"The Defense of the Free World," Robert S. McNamara, Secretary of Defense, before the National Industrial Conference Board, 21 May 1964, Department of State Bulletin, 8 June 1964


Source: Source: The Pentagon Papers, Gravel Edition, Volume 3, pp. 717


"The Defense of the Free World," Robert S. McNamara, Secretary of Defense, before the National Industrial Conference Board, 21 May 1964, Department of State Bulletin, 8 June 1964, p. 895:

* * *

The "Forward Defense" Nations:

Our military assistance program today is oriented mainly toward those countries on the periphery of the major communist nations where the threats are greatest and in which the indigenous resources are least. In the fiscal year 1965 program now before the Congress, about two-thirds of the total amount is scheduled to go to the 11 nations on the southern and eastern perimeters of the Soviet and Red Chinese blocs. These sentinels of the free world, in a sense, are in double jeopardy from potential military aggression from without and from attempted subversion from within. These countries are under the Red shadow. They face the major threat, and they are the ones most affected by the modernization of communist forces. For this group we requested $745 million in military assistance. They best illustrate the points I want to make.

Imagine a globe, if you will, and on that globe the Sino-Soviet bloc. The bloc is contained at the north by the Arctic. To the west are the revitalized nations of Western Europe. But across the south and to the east you find the 11 "forward defense" nations-Greece, Turkey, Iran, Pakistan, India, Laos, Thailand, South Vietnam, the Philippines, and the Republics of China and Korea. These nations, together with stretches of the Pacific Ocean bearing the U.S. Fleet, describe an arc along which the free world draws its frontlines of defense.

The frontlines are there in the interests of those 11 nations; the lines are there also in the interests of the United States and the rest of the free world. The areas which this 11-nation arc protects are of obvious strategic importance to the United States. More significant, however, is the importance of the arc to the principle that nations have a right to be independent--a right to develop in peace, in freedom, and according to the principle of self-determination. United States support of these rights at the frontiers thickens the blood of the free-world family; it strengthens our security at home.

We must recognize, however, that the United States does not have the resources to maintain a credible force by itself along all of this great arc of forward positions. Such a strategy would be unbearably costly to us in both money and human resources. The United States maintains major combat units ashore in forward positions only in Europe and in parts of the Far East. Such deployments are costly and hurt our balance-of-payments position. We do not now contemplate additional semipermanent deployments of forces abroad.
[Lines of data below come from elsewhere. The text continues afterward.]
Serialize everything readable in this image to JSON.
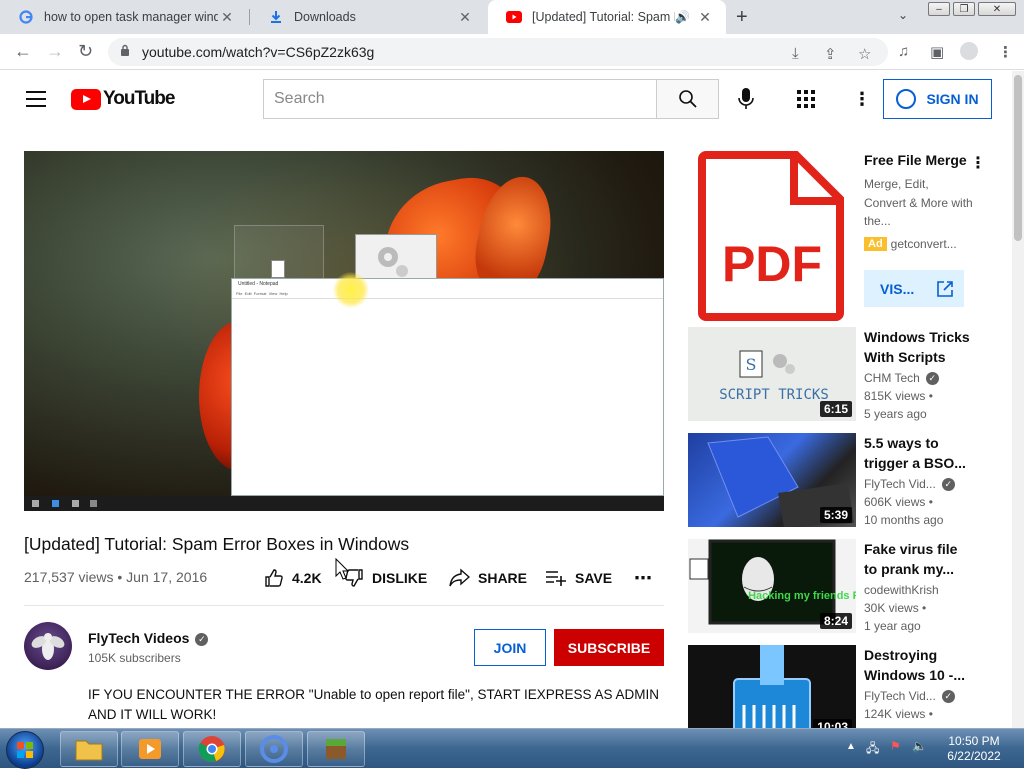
{
  "browser": {
    "tabs": [
      {
        "title": "how to open task manager windo",
        "active": false
      },
      {
        "title": "Downloads",
        "active": false
      },
      {
        "title": "[Updated] Tutorial: Spam Err",
        "active": true
      }
    ],
    "url": "youtube.com/watch?v=CS6pZ2zk63g"
  },
  "youtube": {
    "logo_text": "YouTube",
    "search_placeholder": "Search",
    "sign_in": "SIGN IN"
  },
  "video": {
    "title": "[Updated] Tutorial: Spam Error Boxes in Windows",
    "stats": "217,537 views • Jun 17, 2016",
    "likes": "4.2K",
    "dislike": "DISLIKE",
    "share": "SHARE",
    "save": "SAVE",
    "channel": "FlyTech Videos",
    "subscribers": "105K subscribers",
    "join": "JOIN",
    "subscribe": "SUBSCRIBE",
    "description": "IF YOU ENCOUNTER THE ERROR \"Unable to open report file\", START IEXPRESS AS ADMIN AND IT WILL WORK!"
  },
  "ad": {
    "title": "Free File Merge",
    "desc": "Merge, Edit, Convert & More with the...",
    "badge": "Ad",
    "domain": "getconvert...",
    "visit": "VIS...",
    "thumb_text": "PDF"
  },
  "recommendations": [
    {
      "title": "Windows Tricks With Scripts",
      "channel": "CHM Tech",
      "verified": true,
      "views": "815K views •",
      "age": "5 years ago",
      "duration": "6:15",
      "thumb_text": "SCRIPT TRICKS"
    },
    {
      "title": "5.5 ways to trigger a BSO...",
      "channel": "FlyTech Vid...",
      "verified": true,
      "views": "606K views •",
      "age": "10 months ago",
      "duration": "5:39"
    },
    {
      "title": "Fake virus file to prank my...",
      "channel": "codewithKrish",
      "verified": false,
      "views": "30K views •",
      "age": "1 year ago",
      "duration": "8:24",
      "thumb_text": "Hacking my friends PC"
    },
    {
      "title": "Destroying Windows 10 -...",
      "channel": "FlyTech Vid...",
      "verified": true,
      "views": "124K views •",
      "age": "",
      "duration": "10:03"
    }
  ],
  "taskbar": {
    "time": "10:50 PM",
    "date": "6/22/2022"
  },
  "colors": {
    "yt_red": "#ff0000",
    "subscribe_red": "#cc0000",
    "link_blue": "#065fd4",
    "ad_yellow": "#f9bf2c"
  }
}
* * *


Return to Vinnie's Home Page

Return to Vietnam War Page